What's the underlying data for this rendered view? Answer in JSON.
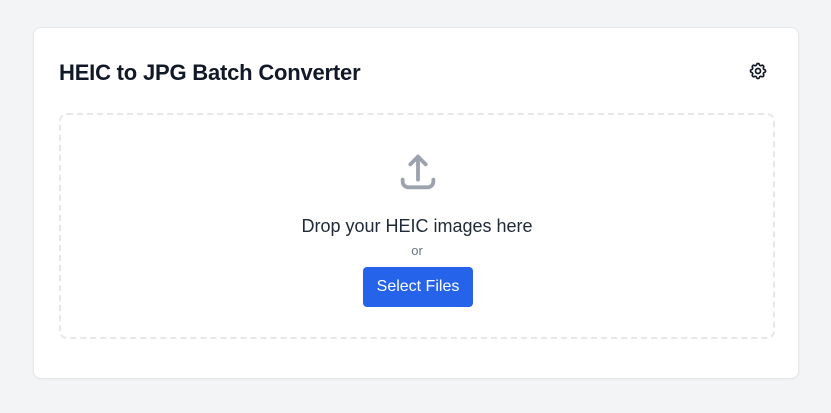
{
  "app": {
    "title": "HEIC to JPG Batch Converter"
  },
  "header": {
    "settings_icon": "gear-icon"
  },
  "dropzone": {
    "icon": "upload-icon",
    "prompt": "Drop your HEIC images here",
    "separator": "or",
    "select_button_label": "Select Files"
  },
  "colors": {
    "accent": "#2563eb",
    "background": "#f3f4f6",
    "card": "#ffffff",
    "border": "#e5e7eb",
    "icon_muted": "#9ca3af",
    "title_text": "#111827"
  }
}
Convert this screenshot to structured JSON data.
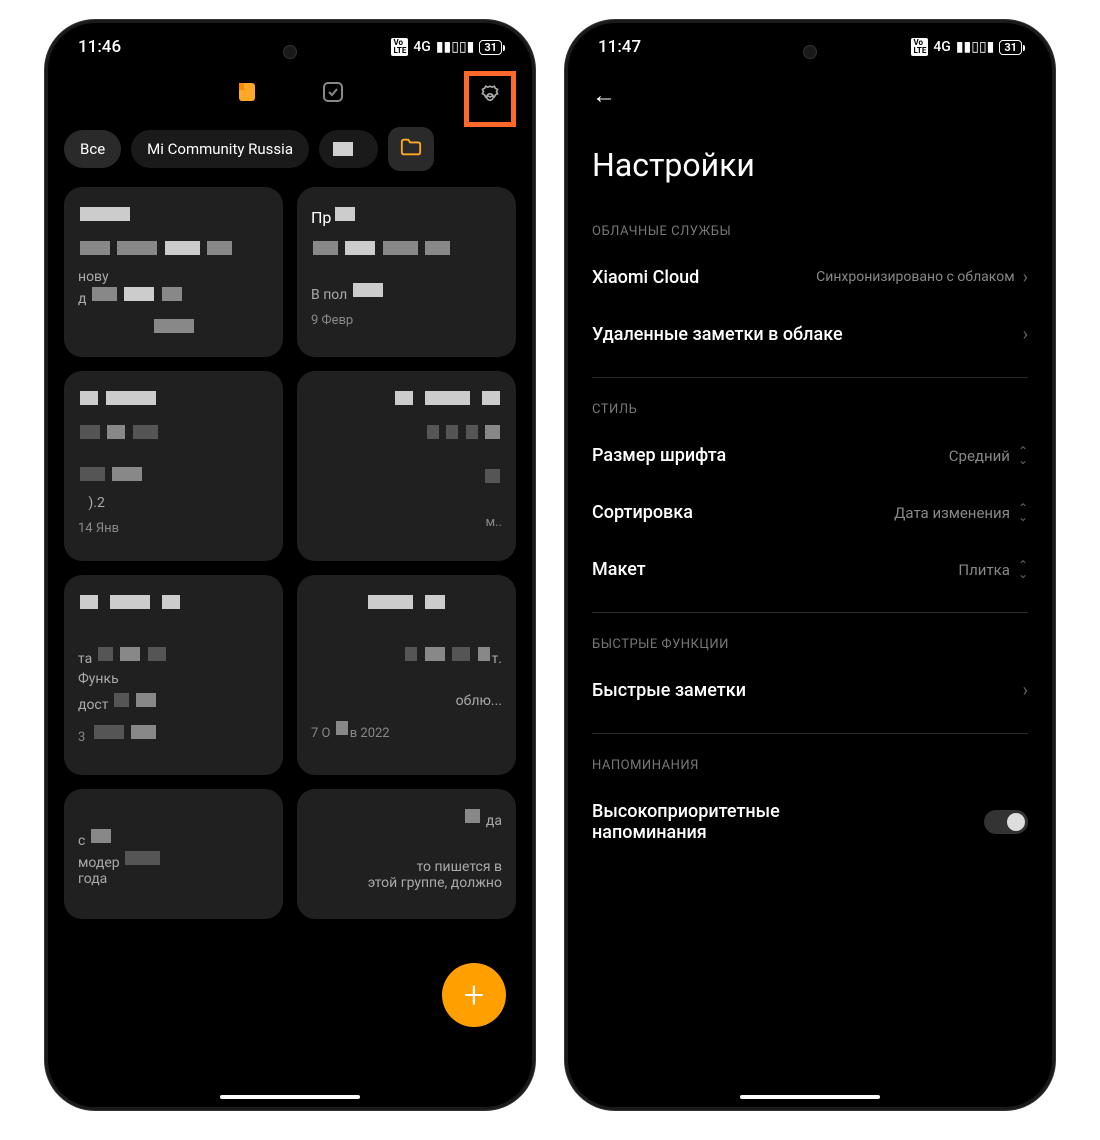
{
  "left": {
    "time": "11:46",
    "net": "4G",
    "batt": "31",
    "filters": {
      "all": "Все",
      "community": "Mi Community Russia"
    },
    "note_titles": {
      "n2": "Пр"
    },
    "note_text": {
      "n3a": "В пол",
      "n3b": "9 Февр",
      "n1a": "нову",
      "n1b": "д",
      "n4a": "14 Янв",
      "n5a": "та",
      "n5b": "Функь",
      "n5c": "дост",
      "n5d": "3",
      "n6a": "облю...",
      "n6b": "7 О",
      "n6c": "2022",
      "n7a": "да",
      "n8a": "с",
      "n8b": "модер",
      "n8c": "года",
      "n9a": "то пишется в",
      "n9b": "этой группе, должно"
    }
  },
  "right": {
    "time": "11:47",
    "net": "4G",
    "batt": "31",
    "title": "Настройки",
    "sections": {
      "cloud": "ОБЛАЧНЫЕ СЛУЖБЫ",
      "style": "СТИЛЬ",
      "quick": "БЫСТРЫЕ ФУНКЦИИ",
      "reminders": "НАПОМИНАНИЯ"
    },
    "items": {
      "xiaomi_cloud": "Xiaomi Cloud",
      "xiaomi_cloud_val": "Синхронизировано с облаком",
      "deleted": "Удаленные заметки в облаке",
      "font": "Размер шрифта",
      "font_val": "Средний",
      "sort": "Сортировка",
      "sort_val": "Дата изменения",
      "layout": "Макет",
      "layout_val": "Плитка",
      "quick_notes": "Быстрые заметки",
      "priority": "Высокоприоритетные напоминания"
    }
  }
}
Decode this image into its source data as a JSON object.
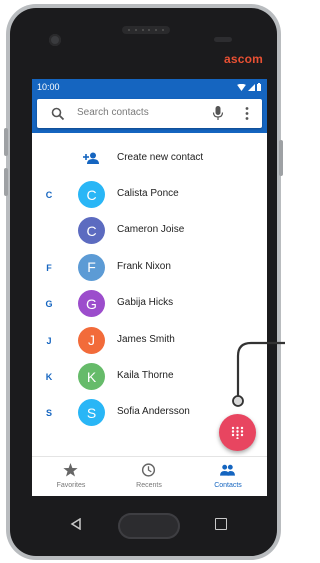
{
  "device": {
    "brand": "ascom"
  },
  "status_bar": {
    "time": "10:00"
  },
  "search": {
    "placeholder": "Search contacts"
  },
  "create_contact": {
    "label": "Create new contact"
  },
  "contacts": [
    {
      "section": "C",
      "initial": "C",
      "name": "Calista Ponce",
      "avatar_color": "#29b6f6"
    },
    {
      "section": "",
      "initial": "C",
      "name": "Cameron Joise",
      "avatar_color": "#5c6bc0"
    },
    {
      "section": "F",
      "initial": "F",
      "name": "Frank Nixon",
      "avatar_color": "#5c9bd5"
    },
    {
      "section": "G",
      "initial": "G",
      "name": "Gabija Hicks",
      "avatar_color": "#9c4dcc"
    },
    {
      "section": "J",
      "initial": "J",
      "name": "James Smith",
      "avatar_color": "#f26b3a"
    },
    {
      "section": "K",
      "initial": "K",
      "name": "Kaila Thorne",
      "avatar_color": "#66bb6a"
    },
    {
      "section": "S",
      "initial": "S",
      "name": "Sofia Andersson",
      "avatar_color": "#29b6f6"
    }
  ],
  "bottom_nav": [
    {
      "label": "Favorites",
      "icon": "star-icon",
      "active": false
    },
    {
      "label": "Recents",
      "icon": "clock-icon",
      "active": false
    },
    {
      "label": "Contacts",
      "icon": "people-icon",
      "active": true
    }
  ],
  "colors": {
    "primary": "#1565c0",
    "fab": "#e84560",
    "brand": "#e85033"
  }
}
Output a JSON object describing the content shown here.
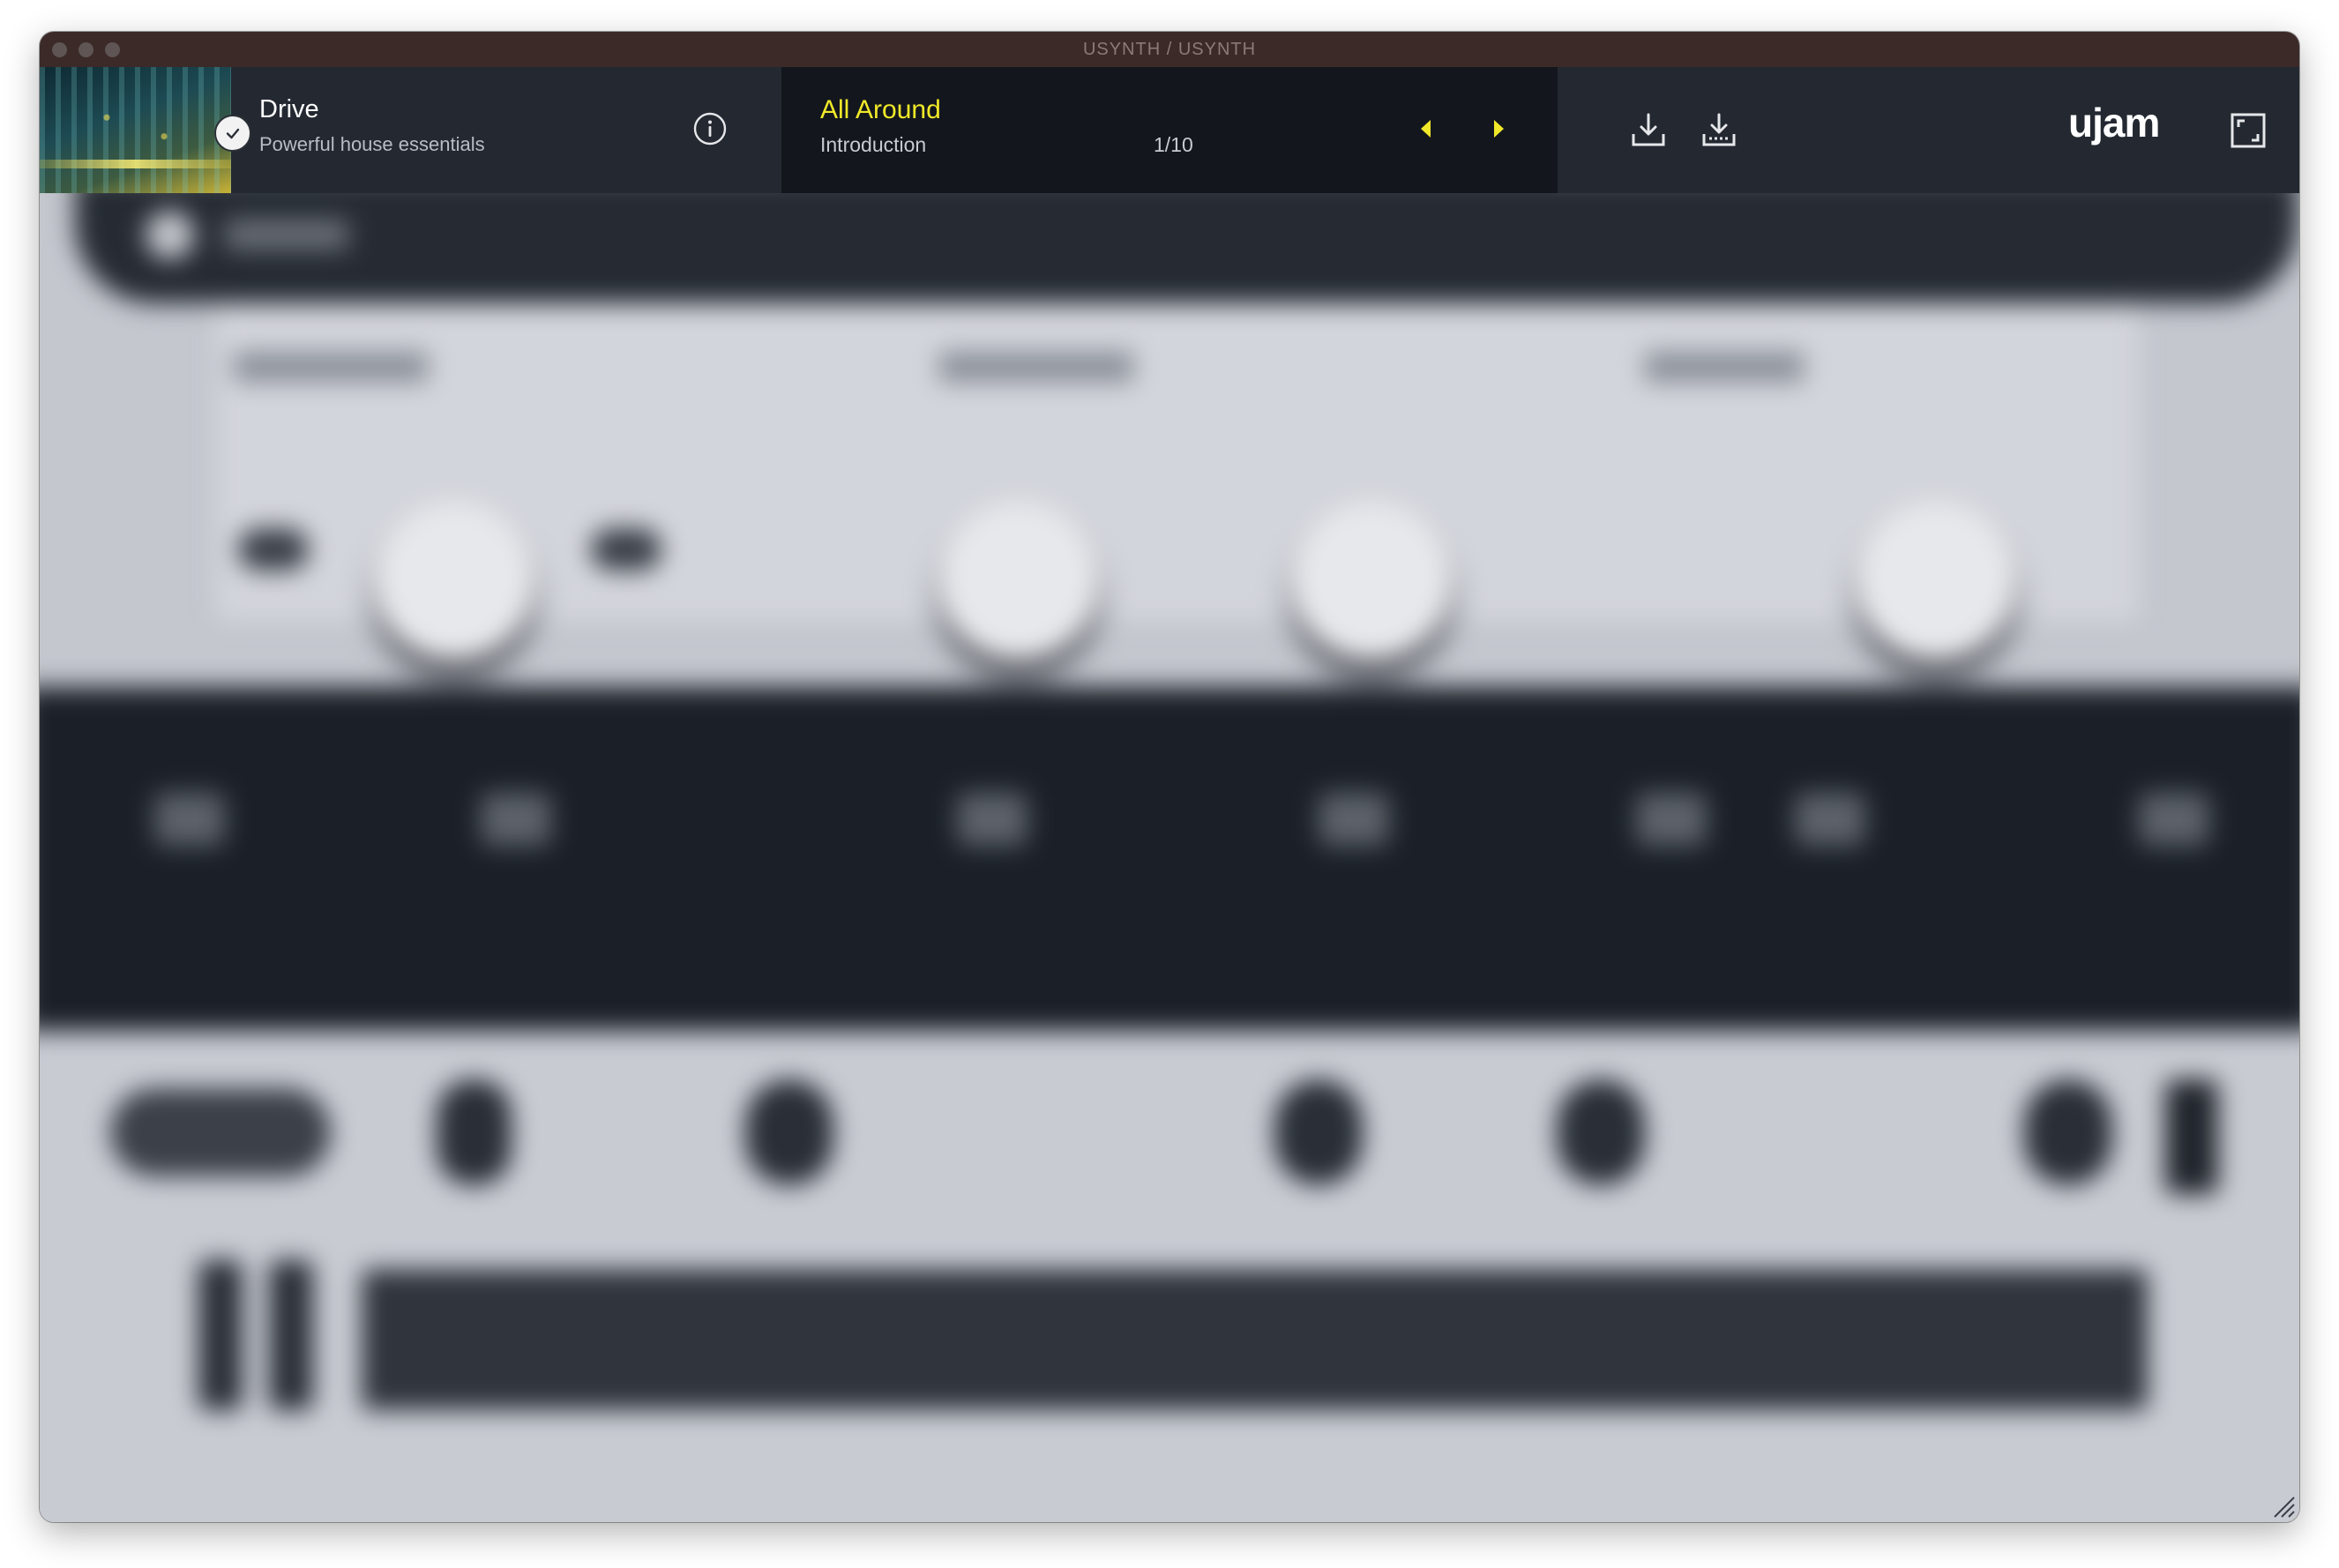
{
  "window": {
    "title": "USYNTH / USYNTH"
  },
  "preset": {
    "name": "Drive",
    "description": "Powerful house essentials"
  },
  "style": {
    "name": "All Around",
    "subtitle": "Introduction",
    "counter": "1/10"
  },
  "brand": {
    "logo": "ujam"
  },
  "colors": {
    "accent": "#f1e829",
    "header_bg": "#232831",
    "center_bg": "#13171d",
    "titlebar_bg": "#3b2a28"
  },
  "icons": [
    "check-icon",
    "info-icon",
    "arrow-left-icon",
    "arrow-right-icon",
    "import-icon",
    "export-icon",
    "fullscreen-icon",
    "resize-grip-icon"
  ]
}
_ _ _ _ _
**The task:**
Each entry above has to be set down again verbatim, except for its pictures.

**Task answer:**
What's the underlying data for this rendered view? Answer in JSON.
{
  "app": {
    "title": "HEIC to JPG Batch Converter"
  },
  "header": {
    "settings_icon": "gear-icon"
  },
  "dropzone": {
    "icon": "upload-icon",
    "prompt": "Drop your HEIC images here",
    "separator": "or",
    "select_button_label": "Select Files"
  },
  "colors": {
    "accent": "#2563eb",
    "background": "#f3f4f6",
    "card": "#ffffff",
    "border": "#e5e7eb",
    "icon_muted": "#9ca3af",
    "title_text": "#111827"
  }
}
Convert this screenshot to structured JSON data.
{
  "left": {
    "time": "11:46",
    "net": "4G",
    "batt": "31",
    "filters": {
      "all": "Все",
      "community": "Mi Community Russia"
    },
    "note_titles": {
      "n2": "Пр"
    },
    "note_text": {
      "n3a": "В пол",
      "n3b": "9 Февр",
      "n1a": "нову",
      "n1b": "д",
      "n4a": "14 Янв",
      "n5a": "та",
      "n5b": "Функь",
      "n5c": "дост",
      "n5d": "3",
      "n6a": "облю...",
      "n6b": "7 О",
      "n6c": "2022",
      "n7a": "да",
      "n8a": "с",
      "n8b": "модер",
      "n8c": "года",
      "n9a": "то пишется в",
      "n9b": "этой группе, должно"
    }
  },
  "right": {
    "time": "11:47",
    "net": "4G",
    "batt": "31",
    "title": "Настройки",
    "sections": {
      "cloud": "ОБЛАЧНЫЕ СЛУЖБЫ",
      "style": "СТИЛЬ",
      "quick": "БЫСТРЫЕ ФУНКЦИИ",
      "reminders": "НАПОМИНАНИЯ"
    },
    "items": {
      "xiaomi_cloud": "Xiaomi Cloud",
      "xiaomi_cloud_val": "Синхронизировано с облаком",
      "deleted": "Удаленные заметки в облаке",
      "font": "Размер шрифта",
      "font_val": "Средний",
      "sort": "Сортировка",
      "sort_val": "Дата изменения",
      "layout": "Макет",
      "layout_val": "Плитка",
      "quick_notes": "Быстрые заметки",
      "priority": "Высокоприоритетные напоминания"
    }
  }
}
Decode this image into its source data as a JSON object.
{
  "device": {
    "brand": "ascom"
  },
  "status_bar": {
    "time": "10:00"
  },
  "search": {
    "placeholder": "Search contacts"
  },
  "create_contact": {
    "label": "Create new contact"
  },
  "contacts": [
    {
      "section": "C",
      "initial": "C",
      "name": "Calista Ponce",
      "avatar_color": "#29b6f6"
    },
    {
      "section": "",
      "initial": "C",
      "name": "Cameron Joise",
      "avatar_color": "#5c6bc0"
    },
    {
      "section": "F",
      "initial": "F",
      "name": "Frank Nixon",
      "avatar_color": "#5c9bd5"
    },
    {
      "section": "G",
      "initial": "G",
      "name": "Gabija Hicks",
      "avatar_color": "#9c4dcc"
    },
    {
      "section": "J",
      "initial": "J",
      "name": "James Smith",
      "avatar_color": "#f26b3a"
    },
    {
      "section": "K",
      "initial": "K",
      "name": "Kaila Thorne",
      "avatar_color": "#66bb6a"
    },
    {
      "section": "S",
      "initial": "S",
      "name": "Sofia Andersson",
      "avatar_color": "#29b6f6"
    }
  ],
  "bottom_nav": [
    {
      "label": "Favorites",
      "icon": "star-icon",
      "active": false
    },
    {
      "label": "Recents",
      "icon": "clock-icon",
      "active": false
    },
    {
      "label": "Contacts",
      "icon": "people-icon",
      "active": true
    }
  ],
  "colors": {
    "primary": "#1565c0",
    "fab": "#e84560",
    "brand": "#e85033"
  }
}
Output a JSON object describing the content shown here.
{
  "window": {
    "title": "USYNTH / USYNTH"
  },
  "preset": {
    "name": "Drive",
    "description": "Powerful house essentials"
  },
  "style": {
    "name": "All Around",
    "subtitle": "Introduction",
    "counter": "1/10"
  },
  "brand": {
    "logo": "ujam"
  },
  "colors": {
    "accent": "#f1e829",
    "header_bg": "#232831",
    "center_bg": "#13171d",
    "titlebar_bg": "#3b2a28"
  },
  "icons": [
    "check-icon",
    "info-icon",
    "arrow-left-icon",
    "arrow-right-icon",
    "import-icon",
    "export-icon",
    "fullscreen-icon",
    "resize-grip-icon"
  ]
}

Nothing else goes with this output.